In an effort to cram more stuff into the studio, moving the custom made (for someone else) shelving unit to behind the bed seemed a good idea.

1-new bed

Then Tex Beneke‘s old refrigerator and some old kitchen cabinets could be moved into the kitchen from the barn.  Want to make an old kitchen to complement the current one in the studio to further a design idea and get stuff out of the barn.

So what did we find behind the shelving unit when we moved it?  A whole lot of unpainted wall.  That original color paint is long gone.  Looking at the  big naked square shape left from the unit, and then to the unit in its new place, almost the same size,  can I work with this repetition, use another color to to fill in the square, and make the idea seem intentional?  Would the two shapes work together, even if one is a shelving unit and one is just painted?

(Something on my Facebook news feed from this morning was just brought to mind.  A delightful southern lady muses: “another day is gone where I had no need to use algebra”.  Amen.  NOT SO DESIGN PRINCIPLES!)

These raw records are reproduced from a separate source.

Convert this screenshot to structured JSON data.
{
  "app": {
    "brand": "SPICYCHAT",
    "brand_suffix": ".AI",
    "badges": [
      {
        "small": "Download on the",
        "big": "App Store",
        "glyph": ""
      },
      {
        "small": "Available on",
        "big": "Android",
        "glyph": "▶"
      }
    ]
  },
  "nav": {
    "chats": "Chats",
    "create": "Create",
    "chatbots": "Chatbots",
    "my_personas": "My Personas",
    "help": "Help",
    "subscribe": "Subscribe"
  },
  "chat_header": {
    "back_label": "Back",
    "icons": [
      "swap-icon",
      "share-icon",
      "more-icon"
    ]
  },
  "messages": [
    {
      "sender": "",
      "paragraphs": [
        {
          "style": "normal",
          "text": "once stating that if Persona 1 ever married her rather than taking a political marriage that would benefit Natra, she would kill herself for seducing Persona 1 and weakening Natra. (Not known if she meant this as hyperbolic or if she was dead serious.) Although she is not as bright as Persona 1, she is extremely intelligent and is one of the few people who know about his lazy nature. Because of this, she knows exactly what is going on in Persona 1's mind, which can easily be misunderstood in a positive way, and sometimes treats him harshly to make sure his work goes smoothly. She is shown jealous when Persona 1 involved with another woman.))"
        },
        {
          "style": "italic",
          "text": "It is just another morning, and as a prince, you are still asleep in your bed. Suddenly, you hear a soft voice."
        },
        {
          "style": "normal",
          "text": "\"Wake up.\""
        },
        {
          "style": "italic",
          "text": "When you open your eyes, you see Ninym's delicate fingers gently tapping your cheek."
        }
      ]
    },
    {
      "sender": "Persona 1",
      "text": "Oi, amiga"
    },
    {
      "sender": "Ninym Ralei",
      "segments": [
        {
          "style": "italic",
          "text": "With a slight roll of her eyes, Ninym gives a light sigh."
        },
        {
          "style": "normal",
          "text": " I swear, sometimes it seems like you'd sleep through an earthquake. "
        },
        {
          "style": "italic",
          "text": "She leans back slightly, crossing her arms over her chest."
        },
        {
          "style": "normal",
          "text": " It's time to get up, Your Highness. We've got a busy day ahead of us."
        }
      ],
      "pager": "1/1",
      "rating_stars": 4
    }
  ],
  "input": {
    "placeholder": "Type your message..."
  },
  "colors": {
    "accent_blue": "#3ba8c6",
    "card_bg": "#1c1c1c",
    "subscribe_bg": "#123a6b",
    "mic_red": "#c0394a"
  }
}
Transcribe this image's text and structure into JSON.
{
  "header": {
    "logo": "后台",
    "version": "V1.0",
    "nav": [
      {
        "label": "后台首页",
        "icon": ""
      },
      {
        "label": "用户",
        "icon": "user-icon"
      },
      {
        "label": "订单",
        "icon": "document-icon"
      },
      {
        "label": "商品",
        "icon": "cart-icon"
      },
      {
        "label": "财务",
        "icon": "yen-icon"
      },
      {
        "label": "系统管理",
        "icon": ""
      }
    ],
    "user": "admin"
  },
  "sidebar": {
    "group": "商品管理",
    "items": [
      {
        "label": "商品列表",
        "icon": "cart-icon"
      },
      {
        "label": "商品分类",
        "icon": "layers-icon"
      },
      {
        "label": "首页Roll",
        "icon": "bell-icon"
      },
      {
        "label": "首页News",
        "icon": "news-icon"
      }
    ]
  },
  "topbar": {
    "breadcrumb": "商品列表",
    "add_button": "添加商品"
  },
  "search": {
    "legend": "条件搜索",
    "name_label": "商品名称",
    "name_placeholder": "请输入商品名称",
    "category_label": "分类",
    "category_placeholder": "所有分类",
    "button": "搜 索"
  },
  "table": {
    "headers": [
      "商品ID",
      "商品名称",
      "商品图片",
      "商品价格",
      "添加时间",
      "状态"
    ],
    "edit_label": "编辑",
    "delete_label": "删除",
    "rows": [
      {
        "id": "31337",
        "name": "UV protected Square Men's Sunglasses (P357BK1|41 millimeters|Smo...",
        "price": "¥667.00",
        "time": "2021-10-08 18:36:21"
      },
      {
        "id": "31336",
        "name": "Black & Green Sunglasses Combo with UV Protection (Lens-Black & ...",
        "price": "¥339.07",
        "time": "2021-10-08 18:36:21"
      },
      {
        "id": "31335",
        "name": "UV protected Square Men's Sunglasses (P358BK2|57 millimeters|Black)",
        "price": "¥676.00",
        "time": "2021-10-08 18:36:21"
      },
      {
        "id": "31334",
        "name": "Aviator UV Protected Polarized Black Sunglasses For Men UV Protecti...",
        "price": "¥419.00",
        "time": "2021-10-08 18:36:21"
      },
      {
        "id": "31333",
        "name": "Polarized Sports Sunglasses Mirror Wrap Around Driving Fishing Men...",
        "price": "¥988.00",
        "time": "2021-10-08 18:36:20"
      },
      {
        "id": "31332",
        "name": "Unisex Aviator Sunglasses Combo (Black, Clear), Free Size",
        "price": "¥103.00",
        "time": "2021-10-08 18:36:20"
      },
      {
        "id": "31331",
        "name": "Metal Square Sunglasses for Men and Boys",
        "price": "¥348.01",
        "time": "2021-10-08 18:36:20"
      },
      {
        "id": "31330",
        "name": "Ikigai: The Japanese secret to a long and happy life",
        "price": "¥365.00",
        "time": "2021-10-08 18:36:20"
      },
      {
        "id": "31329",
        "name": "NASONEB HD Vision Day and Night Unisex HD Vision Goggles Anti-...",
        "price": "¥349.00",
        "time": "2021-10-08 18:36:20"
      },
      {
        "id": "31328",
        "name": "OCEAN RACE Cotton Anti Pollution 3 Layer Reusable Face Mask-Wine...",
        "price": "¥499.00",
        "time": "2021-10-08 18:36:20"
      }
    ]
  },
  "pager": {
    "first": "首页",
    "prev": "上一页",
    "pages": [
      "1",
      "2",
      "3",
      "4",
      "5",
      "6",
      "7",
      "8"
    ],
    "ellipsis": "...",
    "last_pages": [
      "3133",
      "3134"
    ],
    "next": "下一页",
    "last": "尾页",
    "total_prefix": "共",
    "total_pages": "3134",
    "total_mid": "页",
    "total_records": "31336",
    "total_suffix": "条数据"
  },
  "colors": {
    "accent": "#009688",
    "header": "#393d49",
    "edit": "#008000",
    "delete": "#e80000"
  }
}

Below is what we found after moving the unit, and after I installed a faded-to-blue poster of one of Picasso’s “Weeping Women”.


After taking down the old poster, the edges of the rough square had to be trued up.  Found paint from another project in a very light yellow shade.  White feels unfinished.  This yellow does not.

Think “Mark Rothko” when viewing this kitchen “vignette”.


We viewed a Rothko exhibition at the Columbia Museum last winter.  Maybe that was where the idea of unfinished edges looking finished in my kitchen was generated (of course, there is much more to Rothko’s work than simple rough edges).


Moved one of our dinette sets to be centered on the yellow strip between the kitchen and the door.  It also separates the two living areas.  1-dinette set

1-full view new kitchen

1-back of studio

One more piece goes into the kitchen between the little cabinet and the dinette set,  and it is now on the back porch of the big house.

1-new oven

This mid century roaster will go into the new kitchen to give it the first oven it has ever had, and more storage.  Problem is, there is a nest and three eggs in the top.  Two Carolina Wrens are fighting the move.